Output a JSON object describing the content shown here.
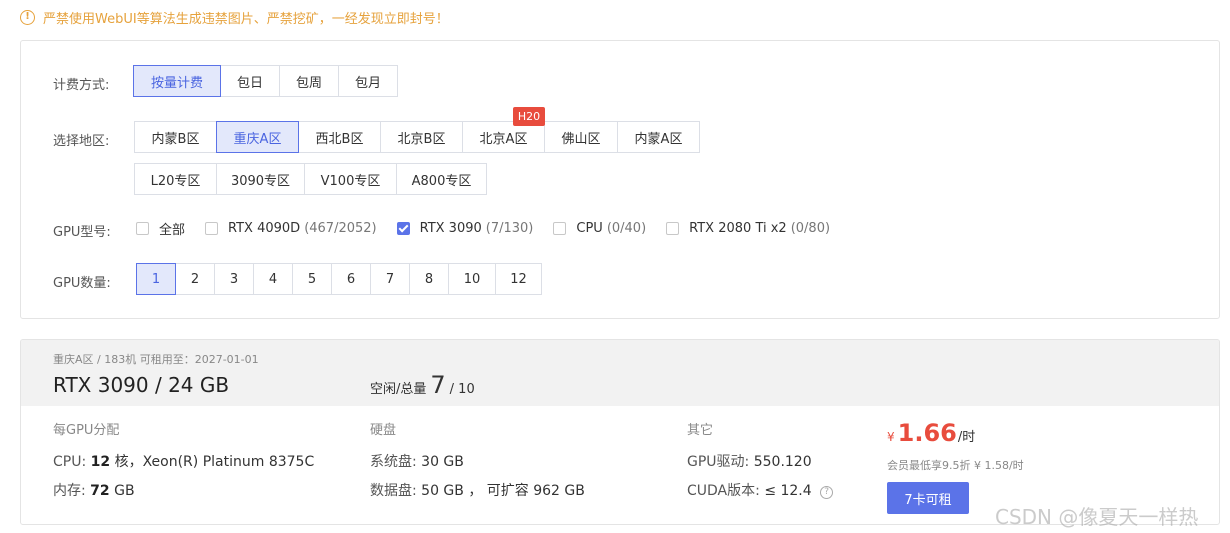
{
  "warning": {
    "icon": "!",
    "text": "严禁使用WebUI等算法生成违禁图片、严禁挖矿，一经发现立即封号！"
  },
  "billing": {
    "label": "计费方式:",
    "options": [
      "按量计费",
      "包日",
      "包周",
      "包月"
    ],
    "selected": "按量计费"
  },
  "region": {
    "label": "选择地区:",
    "row1": [
      "内蒙B区",
      "重庆A区",
      "西北B区",
      "北京B区",
      "北京A区",
      "佛山区",
      "内蒙A区"
    ],
    "row2": [
      "L20专区",
      "3090专区",
      "V100专区",
      "A800专区"
    ],
    "selected": "重庆A区",
    "badge": "H20"
  },
  "gpu_model": {
    "label": "GPU型号:",
    "options": [
      {
        "name": "全部",
        "count": "",
        "checked": false
      },
      {
        "name": "RTX 4090D",
        "count": "(467/2052)",
        "checked": false
      },
      {
        "name": "RTX 3090",
        "count": "(7/130)",
        "checked": true
      },
      {
        "name": "CPU",
        "count": "(0/40)",
        "checked": false
      },
      {
        "name": "RTX 2080 Ti x2",
        "count": "(0/80)",
        "checked": false
      }
    ]
  },
  "gpu_count": {
    "label": "GPU数量:",
    "options": [
      "1",
      "2",
      "3",
      "4",
      "5",
      "6",
      "7",
      "8",
      "10",
      "12"
    ],
    "selected": "1"
  },
  "machine": {
    "sub_info": "重庆A区 / 183机   可租用至：2027-01-01",
    "title": "RTX 3090 / 24 GB",
    "idle_label": "空闲/总量",
    "idle": "7",
    "total": "/ 10",
    "per_gpu": {
      "heading": "每GPU分配",
      "cpu_label": "CPU:",
      "cpu_cores": "12",
      "cpu_rest": "核，Xeon(R) Platinum 8375C",
      "mem_label": "内存:",
      "mem_value": "72",
      "mem_unit": "GB"
    },
    "disk": {
      "heading": "硬盘",
      "sys_label": "系统盘:",
      "sys_value": "30 GB",
      "data_label": "数据盘:",
      "data_value": "50 GB ， 可扩容 962 GB"
    },
    "other": {
      "heading": "其它",
      "driver_label": "GPU驱动:",
      "driver_value": "550.120",
      "cuda_label": "CUDA版本:",
      "cuda_value": "≤ 12.4",
      "help_glyph": "?"
    },
    "price": {
      "currency": "¥",
      "amount": "1.66",
      "unit": "/时",
      "member_note": "会员最低享9.5折 ¥ 1.58/时"
    },
    "rent_button": "7卡可租"
  },
  "watermark": "CSDN @像夏天一样热",
  "colors": {
    "accent": "#5b73e8",
    "warning": "#e6a23c",
    "price": "#e84c3d",
    "badge": "#e84c3d"
  }
}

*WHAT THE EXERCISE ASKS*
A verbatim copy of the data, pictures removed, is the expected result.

*RESPONSE TO THE EXERCISE*
Output a JSON object describing the content shown here.
{
  "warning": {
    "icon": "!",
    "text": "严禁使用WebUI等算法生成违禁图片、严禁挖矿，一经发现立即封号！"
  },
  "billing": {
    "label": "计费方式:",
    "options": [
      "按量计费",
      "包日",
      "包周",
      "包月"
    ],
    "selected": "按量计费"
  },
  "region": {
    "label": "选择地区:",
    "row1": [
      "内蒙B区",
      "重庆A区",
      "西北B区",
      "北京B区",
      "北京A区",
      "佛山区",
      "内蒙A区"
    ],
    "row2": [
      "L20专区",
      "3090专区",
      "V100专区",
      "A800专区"
    ],
    "selected": "重庆A区",
    "badge": "H20"
  },
  "gpu_model": {
    "label": "GPU型号:",
    "options": [
      {
        "name": "全部",
        "count": "",
        "checked": false
      },
      {
        "name": "RTX 4090D",
        "count": "(467/2052)",
        "checked": false
      },
      {
        "name": "RTX 3090",
        "count": "(7/130)",
        "checked": true
      },
      {
        "name": "CPU",
        "count": "(0/40)",
        "checked": false
      },
      {
        "name": "RTX 2080 Ti x2",
        "count": "(0/80)",
        "checked": false
      }
    ]
  },
  "gpu_count": {
    "label": "GPU数量:",
    "options": [
      "1",
      "2",
      "3",
      "4",
      "5",
      "6",
      "7",
      "8",
      "10",
      "12"
    ],
    "selected": "1"
  },
  "machine": {
    "sub_info": "重庆A区 / 183机   可租用至：2027-01-01",
    "title": "RTX 3090 / 24 GB",
    "idle_label": "空闲/总量",
    "idle": "7",
    "total": "/ 10",
    "per_gpu": {
      "heading": "每GPU分配",
      "cpu_label": "CPU:",
      "cpu_cores": "12",
      "cpu_rest": "核，Xeon(R) Platinum 8375C",
      "mem_label": "内存:",
      "mem_value": "72",
      "mem_unit": "GB"
    },
    "disk": {
      "heading": "硬盘",
      "sys_label": "系统盘:",
      "sys_value": "30 GB",
      "data_label": "数据盘:",
      "data_value": "50 GB ， 可扩容 962 GB"
    },
    "other": {
      "heading": "其它",
      "driver_label": "GPU驱动:",
      "driver_value": "550.120",
      "cuda_label": "CUDA版本:",
      "cuda_value": "≤ 12.4",
      "help_glyph": "?"
    },
    "price": {
      "currency": "¥",
      "amount": "1.66",
      "unit": "/时",
      "member_note": "会员最低享9.5折 ¥ 1.58/时"
    },
    "rent_button": "7卡可租"
  },
  "watermark": "CSDN @像夏天一样热",
  "colors": {
    "accent": "#5b73e8",
    "warning": "#e6a23c",
    "price": "#e84c3d",
    "badge": "#e84c3d"
  }
}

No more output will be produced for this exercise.